Wherever a line below holds the word "指数风控", copy that line.
Working data START
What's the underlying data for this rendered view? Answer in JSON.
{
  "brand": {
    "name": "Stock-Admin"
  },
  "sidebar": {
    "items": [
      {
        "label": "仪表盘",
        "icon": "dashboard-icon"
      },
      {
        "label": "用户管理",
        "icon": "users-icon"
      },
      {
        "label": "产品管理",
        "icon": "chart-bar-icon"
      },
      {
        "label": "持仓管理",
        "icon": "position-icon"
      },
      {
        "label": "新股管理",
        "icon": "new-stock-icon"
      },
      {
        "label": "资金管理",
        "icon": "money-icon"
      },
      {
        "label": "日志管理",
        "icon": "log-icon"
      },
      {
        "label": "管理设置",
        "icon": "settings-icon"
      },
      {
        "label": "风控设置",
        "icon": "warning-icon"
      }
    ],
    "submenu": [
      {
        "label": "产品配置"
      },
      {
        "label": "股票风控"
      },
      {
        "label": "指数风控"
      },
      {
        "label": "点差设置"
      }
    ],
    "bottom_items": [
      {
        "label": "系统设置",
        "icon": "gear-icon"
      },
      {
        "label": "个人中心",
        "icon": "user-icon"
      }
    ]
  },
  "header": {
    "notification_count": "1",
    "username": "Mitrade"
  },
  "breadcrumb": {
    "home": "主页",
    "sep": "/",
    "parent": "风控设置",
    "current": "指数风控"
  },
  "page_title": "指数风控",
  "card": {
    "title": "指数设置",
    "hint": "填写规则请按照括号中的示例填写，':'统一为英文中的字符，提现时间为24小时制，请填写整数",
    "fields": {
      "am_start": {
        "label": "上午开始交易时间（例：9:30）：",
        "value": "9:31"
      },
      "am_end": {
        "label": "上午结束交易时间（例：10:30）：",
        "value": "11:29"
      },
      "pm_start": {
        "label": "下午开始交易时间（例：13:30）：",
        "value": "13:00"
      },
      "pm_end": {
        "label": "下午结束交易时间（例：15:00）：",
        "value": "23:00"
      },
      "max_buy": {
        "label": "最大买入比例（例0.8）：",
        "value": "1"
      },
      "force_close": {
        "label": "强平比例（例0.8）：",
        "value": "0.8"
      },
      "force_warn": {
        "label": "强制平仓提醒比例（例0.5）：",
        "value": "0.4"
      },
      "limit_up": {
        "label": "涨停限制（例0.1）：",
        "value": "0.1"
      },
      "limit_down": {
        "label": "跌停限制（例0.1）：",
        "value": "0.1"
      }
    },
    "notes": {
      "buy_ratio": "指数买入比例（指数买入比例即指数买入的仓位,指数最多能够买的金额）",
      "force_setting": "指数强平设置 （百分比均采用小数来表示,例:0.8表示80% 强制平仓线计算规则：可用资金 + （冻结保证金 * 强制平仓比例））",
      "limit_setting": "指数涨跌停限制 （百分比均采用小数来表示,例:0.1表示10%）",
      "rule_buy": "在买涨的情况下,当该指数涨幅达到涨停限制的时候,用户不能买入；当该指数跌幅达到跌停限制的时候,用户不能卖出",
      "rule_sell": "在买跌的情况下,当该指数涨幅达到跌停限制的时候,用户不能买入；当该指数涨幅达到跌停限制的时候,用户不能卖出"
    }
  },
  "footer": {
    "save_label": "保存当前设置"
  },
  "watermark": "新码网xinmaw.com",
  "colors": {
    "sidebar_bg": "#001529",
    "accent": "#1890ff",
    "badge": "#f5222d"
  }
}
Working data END
### Response area
        "label": "指数风控"
    "current": "指数风控"
  "page_title": "指数风控",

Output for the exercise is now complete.